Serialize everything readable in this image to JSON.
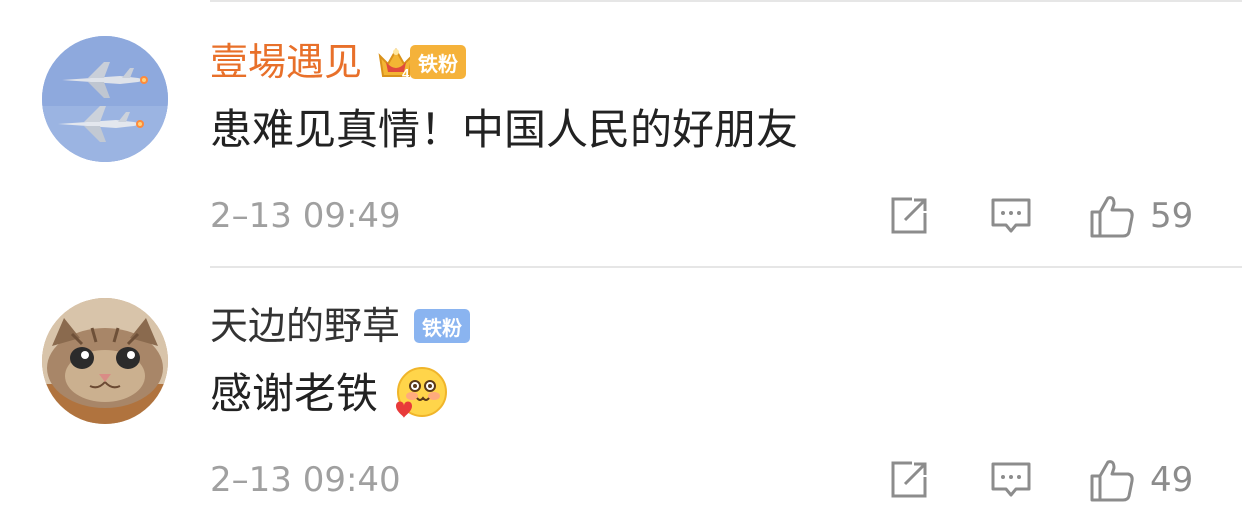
{
  "comments": [
    {
      "username": "壹場遇见",
      "username_color": "#e8702a",
      "crown_level": "4",
      "fan_label": "铁粉",
      "fan_badge_color": "#f5a623",
      "text": "患难见真情！中国人民的好朋友",
      "timestamp": "2–13 09:49",
      "likes": "59",
      "avatar_icon": "fighter-jets-avatar"
    },
    {
      "username": "天边的野草",
      "username_color": "#333333",
      "fan_label": "铁粉",
      "fan_badge_color": "#8ab4f0",
      "text": "感谢老铁",
      "emoji": "blushing-face-with-heart",
      "timestamp": "2–13 09:40",
      "likes": "49",
      "avatar_icon": "cat-avatar"
    }
  ],
  "icons": {
    "share": "share-icon",
    "reply": "reply-icon",
    "like": "thumbs-up-icon"
  }
}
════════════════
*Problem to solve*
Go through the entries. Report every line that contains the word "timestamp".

*Response to the task*
      "timestamp": "2–13 09:49",
      "timestamp": "2–13 09:40",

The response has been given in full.